Vice President Joe Biden insisted Sunday that despite the political stalemate in Baghdad, the United States remains on track for the drawdown of troops from Iraq by August -- comments that are in stark contrast to his position just a few years ago.

"I don't have a doubt in my mind that we'll be able to meet the commitment of having only 50,000 troops there and it will not in any way affect the physical stability of Iraq," he told ABC's "This Week."

He added, "There is a transition government. There is a government in place that's working."

Indeed White House press secretary Robert Gibbs Monday echoed the vice president's optimistic outlook, telling reporters, "I think that we are on the verge of making a considerable drawdown in Iraq, that, if I recall correctly, a year before that, many said wasn't going to happen."

But Biden's comments contradict what he said a few years ago when he advocated dividing Iraq into three parts based on ethnicity. He argued at a democratic presidential debate in August of 2007 that his plan would "separate the parties and give them some breathing room in order to establish some stability."

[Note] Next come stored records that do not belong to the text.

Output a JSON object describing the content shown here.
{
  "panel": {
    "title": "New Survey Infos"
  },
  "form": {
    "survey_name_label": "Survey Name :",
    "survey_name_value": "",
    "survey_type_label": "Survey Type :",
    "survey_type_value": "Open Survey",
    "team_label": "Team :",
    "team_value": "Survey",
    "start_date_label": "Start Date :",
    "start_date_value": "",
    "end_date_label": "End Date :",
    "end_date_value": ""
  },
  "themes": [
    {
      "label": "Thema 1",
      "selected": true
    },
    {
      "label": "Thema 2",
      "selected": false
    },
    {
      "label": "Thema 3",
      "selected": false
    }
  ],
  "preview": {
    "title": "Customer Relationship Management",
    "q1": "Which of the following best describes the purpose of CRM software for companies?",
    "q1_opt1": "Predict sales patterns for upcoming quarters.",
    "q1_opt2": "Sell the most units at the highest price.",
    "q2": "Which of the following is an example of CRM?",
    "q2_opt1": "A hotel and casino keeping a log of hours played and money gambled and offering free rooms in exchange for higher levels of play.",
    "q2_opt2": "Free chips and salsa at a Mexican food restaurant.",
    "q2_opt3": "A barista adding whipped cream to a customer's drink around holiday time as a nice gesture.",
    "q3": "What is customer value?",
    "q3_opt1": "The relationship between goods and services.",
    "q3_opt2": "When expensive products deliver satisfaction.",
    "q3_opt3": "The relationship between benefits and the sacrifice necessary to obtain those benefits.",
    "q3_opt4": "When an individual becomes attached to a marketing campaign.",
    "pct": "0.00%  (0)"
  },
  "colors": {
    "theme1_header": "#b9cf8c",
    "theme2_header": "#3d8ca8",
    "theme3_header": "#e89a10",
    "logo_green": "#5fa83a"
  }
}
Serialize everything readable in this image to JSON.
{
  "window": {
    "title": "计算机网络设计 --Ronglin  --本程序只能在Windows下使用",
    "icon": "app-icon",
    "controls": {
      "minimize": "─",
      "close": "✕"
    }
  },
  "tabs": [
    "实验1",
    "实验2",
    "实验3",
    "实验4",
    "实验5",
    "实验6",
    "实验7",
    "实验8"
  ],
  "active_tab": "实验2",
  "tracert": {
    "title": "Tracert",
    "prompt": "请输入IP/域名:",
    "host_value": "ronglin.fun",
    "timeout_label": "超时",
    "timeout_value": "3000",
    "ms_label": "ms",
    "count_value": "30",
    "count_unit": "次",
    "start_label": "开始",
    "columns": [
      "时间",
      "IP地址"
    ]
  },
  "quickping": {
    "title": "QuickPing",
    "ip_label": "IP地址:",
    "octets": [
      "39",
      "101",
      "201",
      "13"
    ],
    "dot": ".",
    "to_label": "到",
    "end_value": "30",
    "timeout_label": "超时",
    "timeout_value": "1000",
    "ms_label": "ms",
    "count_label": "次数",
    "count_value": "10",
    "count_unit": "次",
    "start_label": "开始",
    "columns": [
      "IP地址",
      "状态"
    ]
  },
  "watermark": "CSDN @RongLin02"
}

He added that the fundamental mistake both the Bush administration and his colleagues continued to make was simple, clinging to the hope that "there is any possibility in the lifetime of anyone here of having the Iraqis get together, have a unity government in Baghdad that pulls the country together."

When confronted Sunday about his change in attitude, the Vice President denied having ever suggested a three way partition and boasted that the country's political parties "are in negotiations right now to figure out how to allocate the power within that government. In other words, share power. And it is about just that. And it's underway. And it's going to happen."

Turning to Afghanistan, Biden urged patience with the nine year war, particularly when asked if America was winning. "It's too early to make a judgment," he said. "We don't even have all the troops of the so-called surge in place yet. But we still believe that the policy that the military signed onto, put together initially, signed onto is, in fact, going to work."

Asked for details about that policy, Biden suggested the current counterinsurgency plan was something he had originally initiated, but was unable to add any details. "Someday I'll be able to lay out exactly what the plan I offered was. It would be inappropriate to do that because it was so close to what, what in fact the plan ended up being that there was virtually no difference." In 2009, just days after being sworn in as vice president, Biden was a leading skeptic on the escalating war in Afghanistan, specifically arguing against sending forty thousand more troops -- a request from then top commander of American forces, General Stanley McChrystal.

The vice president wrapped up the one hour interview with Jake Tapper by assuring America, "We are making considerable progress against al Qaeda, which is our primary target. We're taking out significant numbers of the leadership in al Qaeda. And we are, in the process, which is painfully slow and difficult, training up Afghani forces in order to put them in a position where they can deal with their own insurgents."